* Try it: Report, as a bare number, how many lines in the data contain "title".
[Entries supplied]
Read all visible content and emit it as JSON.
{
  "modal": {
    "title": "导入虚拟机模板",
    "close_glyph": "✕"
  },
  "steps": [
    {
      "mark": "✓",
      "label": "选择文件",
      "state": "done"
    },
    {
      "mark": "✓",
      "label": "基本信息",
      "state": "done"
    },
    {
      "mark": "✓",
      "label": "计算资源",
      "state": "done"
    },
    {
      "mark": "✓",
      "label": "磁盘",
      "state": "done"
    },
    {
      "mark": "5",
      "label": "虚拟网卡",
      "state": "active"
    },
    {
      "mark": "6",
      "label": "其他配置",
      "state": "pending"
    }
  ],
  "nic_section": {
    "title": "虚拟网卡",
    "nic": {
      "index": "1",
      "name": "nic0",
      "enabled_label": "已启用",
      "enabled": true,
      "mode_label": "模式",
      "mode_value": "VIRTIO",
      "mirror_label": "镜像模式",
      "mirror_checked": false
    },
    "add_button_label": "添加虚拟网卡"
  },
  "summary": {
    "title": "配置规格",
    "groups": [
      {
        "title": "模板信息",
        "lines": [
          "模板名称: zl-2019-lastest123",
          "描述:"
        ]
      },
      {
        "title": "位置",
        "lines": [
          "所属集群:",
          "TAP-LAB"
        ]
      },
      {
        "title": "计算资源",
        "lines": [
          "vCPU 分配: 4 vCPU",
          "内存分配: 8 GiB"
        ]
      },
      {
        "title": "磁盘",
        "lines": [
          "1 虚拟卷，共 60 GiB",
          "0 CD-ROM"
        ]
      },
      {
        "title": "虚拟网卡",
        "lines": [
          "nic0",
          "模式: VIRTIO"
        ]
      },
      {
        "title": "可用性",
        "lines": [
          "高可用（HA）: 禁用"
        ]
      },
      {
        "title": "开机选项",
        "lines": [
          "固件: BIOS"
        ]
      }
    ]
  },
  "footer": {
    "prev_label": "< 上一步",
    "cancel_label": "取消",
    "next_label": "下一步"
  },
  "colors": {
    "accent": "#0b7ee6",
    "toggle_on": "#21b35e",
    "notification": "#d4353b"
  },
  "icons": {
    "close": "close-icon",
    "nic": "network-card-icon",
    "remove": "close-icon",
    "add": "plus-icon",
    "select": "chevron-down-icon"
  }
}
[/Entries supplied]
* Task solution: 10